> **BRIEF**: Return every record exactly. Omit nothing.

BEGIN RECORD EXTRACTS

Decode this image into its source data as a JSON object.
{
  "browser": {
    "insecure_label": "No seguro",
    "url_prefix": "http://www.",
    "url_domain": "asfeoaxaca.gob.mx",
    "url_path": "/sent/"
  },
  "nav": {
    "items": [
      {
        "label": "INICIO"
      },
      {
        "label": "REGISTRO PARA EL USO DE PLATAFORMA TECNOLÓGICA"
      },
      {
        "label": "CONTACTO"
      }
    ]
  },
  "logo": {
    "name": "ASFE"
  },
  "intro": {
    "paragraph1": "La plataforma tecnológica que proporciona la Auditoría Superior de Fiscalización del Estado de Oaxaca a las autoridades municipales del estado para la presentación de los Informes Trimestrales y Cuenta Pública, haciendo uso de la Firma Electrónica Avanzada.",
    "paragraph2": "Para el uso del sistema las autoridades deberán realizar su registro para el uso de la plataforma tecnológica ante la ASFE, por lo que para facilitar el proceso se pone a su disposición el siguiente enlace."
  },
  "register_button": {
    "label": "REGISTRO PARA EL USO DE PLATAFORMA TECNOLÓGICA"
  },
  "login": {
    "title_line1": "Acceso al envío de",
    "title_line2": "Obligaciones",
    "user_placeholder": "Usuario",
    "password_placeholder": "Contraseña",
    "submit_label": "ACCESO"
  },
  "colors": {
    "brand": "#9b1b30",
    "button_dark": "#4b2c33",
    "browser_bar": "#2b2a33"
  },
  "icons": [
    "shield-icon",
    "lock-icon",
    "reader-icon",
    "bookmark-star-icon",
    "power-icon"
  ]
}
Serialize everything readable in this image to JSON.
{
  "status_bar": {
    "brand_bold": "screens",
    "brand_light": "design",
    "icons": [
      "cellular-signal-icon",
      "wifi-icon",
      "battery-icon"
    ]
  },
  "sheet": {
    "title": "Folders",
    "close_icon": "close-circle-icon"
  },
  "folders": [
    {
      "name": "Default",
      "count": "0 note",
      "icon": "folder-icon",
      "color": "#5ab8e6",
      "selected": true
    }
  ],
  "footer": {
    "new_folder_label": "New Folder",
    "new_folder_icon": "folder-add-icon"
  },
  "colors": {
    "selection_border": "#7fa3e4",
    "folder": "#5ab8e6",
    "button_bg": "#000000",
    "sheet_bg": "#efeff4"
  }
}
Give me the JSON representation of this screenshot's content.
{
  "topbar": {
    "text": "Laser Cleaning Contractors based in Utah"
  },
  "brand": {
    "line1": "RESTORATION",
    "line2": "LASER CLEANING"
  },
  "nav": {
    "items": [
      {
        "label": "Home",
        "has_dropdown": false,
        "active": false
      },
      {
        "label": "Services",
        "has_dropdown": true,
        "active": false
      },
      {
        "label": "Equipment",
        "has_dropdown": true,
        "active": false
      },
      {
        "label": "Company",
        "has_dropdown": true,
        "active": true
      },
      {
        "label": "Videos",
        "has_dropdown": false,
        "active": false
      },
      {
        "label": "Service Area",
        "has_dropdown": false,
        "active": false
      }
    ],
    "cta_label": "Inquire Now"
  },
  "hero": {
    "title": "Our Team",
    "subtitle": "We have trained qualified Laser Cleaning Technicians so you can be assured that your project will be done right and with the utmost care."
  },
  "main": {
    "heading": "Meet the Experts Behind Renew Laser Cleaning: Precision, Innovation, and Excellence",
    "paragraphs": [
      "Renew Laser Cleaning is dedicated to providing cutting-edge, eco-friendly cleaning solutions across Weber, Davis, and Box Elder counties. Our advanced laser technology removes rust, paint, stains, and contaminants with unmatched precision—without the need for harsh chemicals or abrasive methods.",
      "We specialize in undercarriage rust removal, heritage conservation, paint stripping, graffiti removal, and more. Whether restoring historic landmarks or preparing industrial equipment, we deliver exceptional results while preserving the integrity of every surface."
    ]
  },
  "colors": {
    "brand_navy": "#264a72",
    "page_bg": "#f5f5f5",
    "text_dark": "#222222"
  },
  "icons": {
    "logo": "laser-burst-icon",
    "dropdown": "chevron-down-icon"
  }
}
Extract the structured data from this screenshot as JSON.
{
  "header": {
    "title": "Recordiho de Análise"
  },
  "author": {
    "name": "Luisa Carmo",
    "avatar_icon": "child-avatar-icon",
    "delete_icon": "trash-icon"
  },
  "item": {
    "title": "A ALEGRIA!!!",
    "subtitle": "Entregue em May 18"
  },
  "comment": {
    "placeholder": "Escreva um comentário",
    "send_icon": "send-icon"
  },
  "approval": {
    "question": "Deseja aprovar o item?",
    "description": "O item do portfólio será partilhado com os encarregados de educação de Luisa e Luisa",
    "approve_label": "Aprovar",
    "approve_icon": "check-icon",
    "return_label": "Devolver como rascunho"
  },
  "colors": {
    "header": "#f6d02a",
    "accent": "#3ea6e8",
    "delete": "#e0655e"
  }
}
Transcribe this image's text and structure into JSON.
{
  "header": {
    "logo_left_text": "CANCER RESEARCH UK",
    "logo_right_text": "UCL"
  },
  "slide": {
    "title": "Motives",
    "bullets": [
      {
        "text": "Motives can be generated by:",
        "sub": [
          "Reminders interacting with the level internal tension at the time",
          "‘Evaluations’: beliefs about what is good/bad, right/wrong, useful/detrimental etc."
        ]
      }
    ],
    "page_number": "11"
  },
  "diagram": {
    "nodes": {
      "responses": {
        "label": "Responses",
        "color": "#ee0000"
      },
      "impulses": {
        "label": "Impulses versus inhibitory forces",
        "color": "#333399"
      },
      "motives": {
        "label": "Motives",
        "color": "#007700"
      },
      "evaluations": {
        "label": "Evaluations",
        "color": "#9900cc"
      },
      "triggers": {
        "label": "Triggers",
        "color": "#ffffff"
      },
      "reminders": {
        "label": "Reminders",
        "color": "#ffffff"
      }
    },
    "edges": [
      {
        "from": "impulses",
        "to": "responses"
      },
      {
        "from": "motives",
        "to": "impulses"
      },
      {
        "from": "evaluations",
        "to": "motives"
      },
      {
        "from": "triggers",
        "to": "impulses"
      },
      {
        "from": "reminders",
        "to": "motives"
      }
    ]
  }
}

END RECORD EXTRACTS

> **RESPONSE BELOW**:
Decode this image into its source data as a JSON object.
{
  "browser": {
    "insecure_label": "No seguro",
    "url_prefix": "http://www.",
    "url_domain": "asfeoaxaca.gob.mx",
    "url_path": "/sent/"
  },
  "nav": {
    "items": [
      {
        "label": "INICIO"
      },
      {
        "label": "REGISTRO PARA EL USO DE PLATAFORMA TECNOLÓGICA"
      },
      {
        "label": "CONTACTO"
      }
    ]
  },
  "logo": {
    "name": "ASFE"
  },
  "intro": {
    "paragraph1": "La plataforma tecnológica que proporciona la Auditoría Superior de Fiscalización del Estado de Oaxaca a las autoridades municipales del estado para la presentación de los Informes Trimestrales y Cuenta Pública, haciendo uso de la Firma Electrónica Avanzada.",
    "paragraph2": "Para el uso del sistema las autoridades deberán realizar su registro para el uso de la plataforma tecnológica ante la ASFE, por lo que para facilitar el proceso se pone a su disposición el siguiente enlace."
  },
  "register_button": {
    "label": "REGISTRO PARA EL USO DE PLATAFORMA TECNOLÓGICA"
  },
  "login": {
    "title_line1": "Acceso al envío de",
    "title_line2": "Obligaciones",
    "user_placeholder": "Usuario",
    "password_placeholder": "Contraseña",
    "submit_label": "ACCESO"
  },
  "colors": {
    "brand": "#9b1b30",
    "button_dark": "#4b2c33",
    "browser_bar": "#2b2a33"
  },
  "icons": [
    "shield-icon",
    "lock-icon",
    "reader-icon",
    "bookmark-star-icon",
    "power-icon"
  ]
}
Serialize everything readable in this image to JSON.
{
  "status_bar": {
    "brand_bold": "screens",
    "brand_light": "design",
    "icons": [
      "cellular-signal-icon",
      "wifi-icon",
      "battery-icon"
    ]
  },
  "sheet": {
    "title": "Folders",
    "close_icon": "close-circle-icon"
  },
  "folders": [
    {
      "name": "Default",
      "count": "0 note",
      "icon": "folder-icon",
      "color": "#5ab8e6",
      "selected": true
    }
  ],
  "footer": {
    "new_folder_label": "New Folder",
    "new_folder_icon": "folder-add-icon"
  },
  "colors": {
    "selection_border": "#7fa3e4",
    "folder": "#5ab8e6",
    "button_bg": "#000000",
    "sheet_bg": "#efeff4"
  }
}
Give me the JSON representation of this screenshot's content.
{
  "topbar": {
    "text": "Laser Cleaning Contractors based in Utah"
  },
  "brand": {
    "line1": "RESTORATION",
    "line2": "LASER CLEANING"
  },
  "nav": {
    "items": [
      {
        "label": "Home",
        "has_dropdown": false,
        "active": false
      },
      {
        "label": "Services",
        "has_dropdown": true,
        "active": false
      },
      {
        "label": "Equipment",
        "has_dropdown": true,
        "active": false
      },
      {
        "label": "Company",
        "has_dropdown": true,
        "active": true
      },
      {
        "label": "Videos",
        "has_dropdown": false,
        "active": false
      },
      {
        "label": "Service Area",
        "has_dropdown": false,
        "active": false
      }
    ],
    "cta_label": "Inquire Now"
  },
  "hero": {
    "title": "Our Team",
    "subtitle": "We have trained qualified Laser Cleaning Technicians so you can be assured that your project will be done right and with the utmost care."
  },
  "main": {
    "heading": "Meet the Experts Behind Renew Laser Cleaning: Precision, Innovation, and Excellence",
    "paragraphs": [
      "Renew Laser Cleaning is dedicated to providing cutting-edge, eco-friendly cleaning solutions across Weber, Davis, and Box Elder counties. Our advanced laser technology removes rust, paint, stains, and contaminants with unmatched precision—without the need for harsh chemicals or abrasive methods.",
      "We specialize in undercarriage rust removal, heritage conservation, paint stripping, graffiti removal, and more. Whether restoring historic landmarks or preparing industrial equipment, we deliver exceptional results while preserving the integrity of every surface."
    ]
  },
  "colors": {
    "brand_navy": "#264a72",
    "page_bg": "#f5f5f5",
    "text_dark": "#222222"
  },
  "icons": {
    "logo": "laser-burst-icon",
    "dropdown": "chevron-down-icon"
  }
}
Extract the structured data from this screenshot as JSON.
{
  "header": {
    "title": "Recordiho de Análise"
  },
  "author": {
    "name": "Luisa Carmo",
    "avatar_icon": "child-avatar-icon",
    "delete_icon": "trash-icon"
  },
  "item": {
    "title": "A ALEGRIA!!!",
    "subtitle": "Entregue em May 18"
  },
  "comment": {
    "placeholder": "Escreva um comentário",
    "send_icon": "send-icon"
  },
  "approval": {
    "question": "Deseja aprovar o item?",
    "description": "O item do portfólio será partilhado com os encarregados de educação de Luisa e Luisa",
    "approve_label": "Aprovar",
    "approve_icon": "check-icon",
    "return_label": "Devolver como rascunho"
  },
  "colors": {
    "header": "#f6d02a",
    "accent": "#3ea6e8",
    "delete": "#e0655e"
  }
}
Transcribe this image's text and structure into JSON.
{
  "header": {
    "logo_left_text": "CANCER RESEARCH UK",
    "logo_right_text": "UCL"
  },
  "slide": {
    "title": "Motives",
    "bullets": [
      {
        "text": "Motives can be generated by:",
        "sub": [
          "Reminders interacting with the level internal tension at the time",
          "‘Evaluations’: beliefs about what is good/bad, right/wrong, useful/detrimental etc."
        ]
      }
    ],
    "page_number": "11"
  },
  "diagram": {
    "nodes": {
      "responses": {
        "label": "Responses",
        "color": "#ee0000"
      },
      "impulses": {
        "label": "Impulses versus inhibitory forces",
        "color": "#333399"
      },
      "motives": {
        "label": "Motives",
        "color": "#007700"
      },
      "evaluations": {
        "label": "Evaluations",
        "color": "#9900cc"
      },
      "triggers": {
        "label": "Triggers",
        "color": "#ffffff"
      },
      "reminders": {
        "label": "Reminders",
        "color": "#ffffff"
      }
    },
    "edges": [
      {
        "from": "impulses",
        "to": "responses"
      },
      {
        "from": "motives",
        "to": "impulses"
      },
      {
        "from": "evaluations",
        "to": "motives"
      },
      {
        "from": "triggers",
        "to": "impulses"
      },
      {
        "from": "reminders",
        "to": "motives"
      }
    ]
  }
}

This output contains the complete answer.